[Dataset rows describing interfaces]
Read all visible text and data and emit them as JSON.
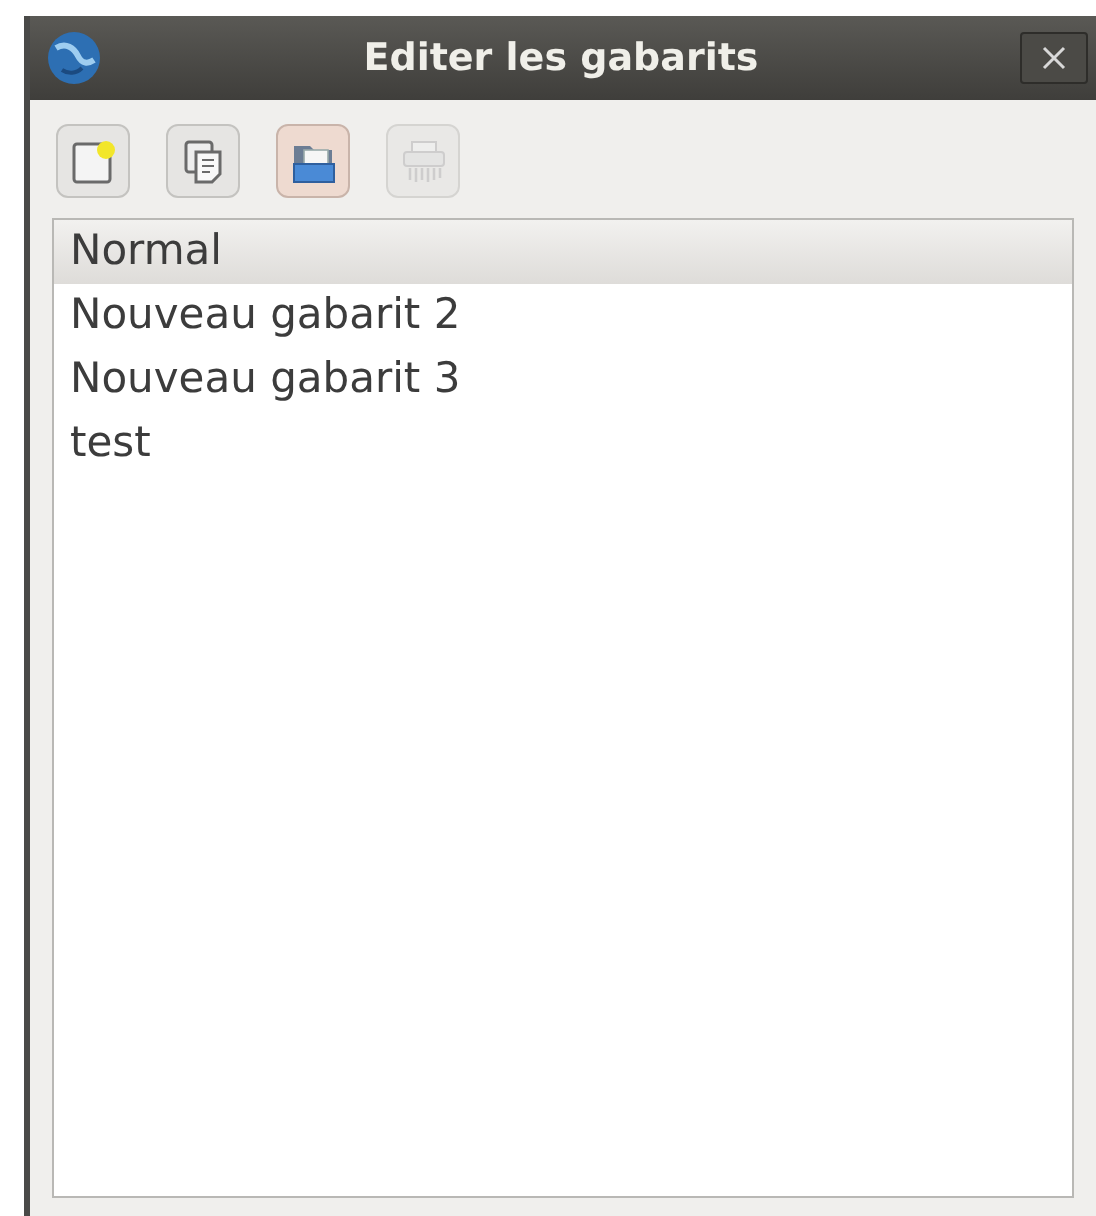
{
  "window": {
    "title": "Editer les gabarits"
  },
  "toolbar": [
    {
      "kind": "new",
      "disabled": false,
      "highlighted": false
    },
    {
      "kind": "duplicate",
      "disabled": false,
      "highlighted": false
    },
    {
      "kind": "open",
      "disabled": false,
      "highlighted": true
    },
    {
      "kind": "delete",
      "disabled": true,
      "highlighted": false
    }
  ],
  "templates": [
    {
      "label": "Normal",
      "selected": true
    },
    {
      "label": "Nouveau gabarit 2",
      "selected": false
    },
    {
      "label": "Nouveau gabarit 3",
      "selected": false
    },
    {
      "label": "test",
      "selected": false
    }
  ]
}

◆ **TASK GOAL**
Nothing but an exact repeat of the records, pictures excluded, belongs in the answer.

◆ **SOLUTION TO THIS PROBLEM**
Read all visible text and data and emit them as JSON.
{
  "window": {
    "title": "Editer les gabarits"
  },
  "toolbar": [
    {
      "kind": "new",
      "disabled": false,
      "highlighted": false
    },
    {
      "kind": "duplicate",
      "disabled": false,
      "highlighted": false
    },
    {
      "kind": "open",
      "disabled": false,
      "highlighted": true
    },
    {
      "kind": "delete",
      "disabled": true,
      "highlighted": false
    }
  ],
  "templates": [
    {
      "label": "Normal",
      "selected": true
    },
    {
      "label": "Nouveau gabarit 2",
      "selected": false
    },
    {
      "label": "Nouveau gabarit 3",
      "selected": false
    },
    {
      "label": "test",
      "selected": false
    }
  ]
}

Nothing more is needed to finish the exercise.